Matt Karp is a professor of U.S. history at Princeton University, and the author of the recent book This Vast Southern Empire: Slaveholders at the Helm of American Foreign Policy. In this conversation, Matt tells me about the process of his politicization through various stages of academia, the roots of his interest in the Civil War era, and how the abolitionist project provides an important model for a popular revolutionary politics.
To celebrate the publication of my book, Dangerous Grounds: Antiwar Coffeehouses and Military Dissent in the Vietnam Era (University of North Carolina Press, 2017), my good friend Justin Rogers-Cooper sits down for a detailed discussion. GI coffeehouses were opened by antiwar activists outside more than 20 American military bases throughout the country in the 1960s and 1970s; Dangerous Grounds puts the coffeehouse phenomenon in historical context, exploring the often misunderstood connections between radical left politics and American soldiers.
Professor Carolyn Eisenberg was studying history at Columbia University during the late 1960s and 1970s, witnessing (and taking part in) some of the historic political activism that emerged from the campus during those critical years. In this conversation we talked about the intersection of academia, teaching, and radical politics, and how the dynamics of campus life have shifted since the Vietnam War era.
Like many of my favorite guests, I met Jesse Schwartz when we were both doing our doctoral work at the CUNY Graduate Center. He’s now a professor of English at LaGuardia Community College in Long Island City, Queens, and joins me here to share his journey from hippie bum to distinguished intellectual.
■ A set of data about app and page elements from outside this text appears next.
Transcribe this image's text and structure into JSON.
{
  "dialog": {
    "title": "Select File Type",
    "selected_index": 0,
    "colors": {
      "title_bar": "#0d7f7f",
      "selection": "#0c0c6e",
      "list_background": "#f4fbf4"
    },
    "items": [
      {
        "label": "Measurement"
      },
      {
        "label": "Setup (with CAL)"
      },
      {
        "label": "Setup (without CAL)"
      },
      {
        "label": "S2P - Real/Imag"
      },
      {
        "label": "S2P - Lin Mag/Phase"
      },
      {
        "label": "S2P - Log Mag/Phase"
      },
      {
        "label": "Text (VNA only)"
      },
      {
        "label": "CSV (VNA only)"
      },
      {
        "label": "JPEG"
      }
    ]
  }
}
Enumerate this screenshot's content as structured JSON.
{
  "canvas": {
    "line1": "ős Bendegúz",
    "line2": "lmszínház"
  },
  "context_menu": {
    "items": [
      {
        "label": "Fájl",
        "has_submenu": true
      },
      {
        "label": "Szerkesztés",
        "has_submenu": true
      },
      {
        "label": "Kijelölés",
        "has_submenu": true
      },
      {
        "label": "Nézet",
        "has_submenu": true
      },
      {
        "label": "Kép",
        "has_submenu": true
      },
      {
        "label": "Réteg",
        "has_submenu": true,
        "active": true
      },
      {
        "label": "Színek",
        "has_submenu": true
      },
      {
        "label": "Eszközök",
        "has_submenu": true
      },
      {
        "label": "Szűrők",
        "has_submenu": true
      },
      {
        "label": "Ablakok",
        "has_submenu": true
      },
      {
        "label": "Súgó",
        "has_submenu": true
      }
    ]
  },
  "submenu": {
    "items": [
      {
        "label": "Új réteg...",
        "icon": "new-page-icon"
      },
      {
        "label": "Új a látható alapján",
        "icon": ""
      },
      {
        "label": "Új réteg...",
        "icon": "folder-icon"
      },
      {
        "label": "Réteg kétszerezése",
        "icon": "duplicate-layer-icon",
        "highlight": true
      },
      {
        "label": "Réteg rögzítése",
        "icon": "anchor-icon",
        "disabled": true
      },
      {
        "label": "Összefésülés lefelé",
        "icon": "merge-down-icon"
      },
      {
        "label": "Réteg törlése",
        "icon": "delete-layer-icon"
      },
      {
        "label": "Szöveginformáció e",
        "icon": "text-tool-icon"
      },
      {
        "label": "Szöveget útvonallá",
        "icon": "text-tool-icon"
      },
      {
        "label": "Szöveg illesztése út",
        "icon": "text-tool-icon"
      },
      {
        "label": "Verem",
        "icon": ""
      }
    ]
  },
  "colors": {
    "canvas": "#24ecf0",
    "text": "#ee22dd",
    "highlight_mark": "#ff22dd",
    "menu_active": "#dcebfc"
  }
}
Along the way we talk about California and New York, the politics of academia, the allure of psychedelia, and the weird shades of American countercultural experience. It’s a long strange trip…
Ellen Schrecker is an American historian whose work focuses on Cold War-era anti-communism. Her book Many are the Crimes: McCarthyism in America is a canonical treatment of the subject. In this interview, she discusses her upbringing, education, and the particular politics of the Ivy League during the turbulent 1960s and 1970s.
Sarah Jones is a writer and social media editor at the New Republic, where her work has focused on poverty, politics, feminism, health care, and a number of other issues. I wanted to talk to her about Appalachia, where she was born and raised, and how the particular culture and politics of this region shaped her identity as a writer and thinker.
Katie Halper is the host of the Katie Halper Show on WBAI, where she regularly brings a fresh, funny, and stridently left perspective to the horrific landscape of modern American politics. We talked about her upbringing in New York City and her path through performance, media, and politics.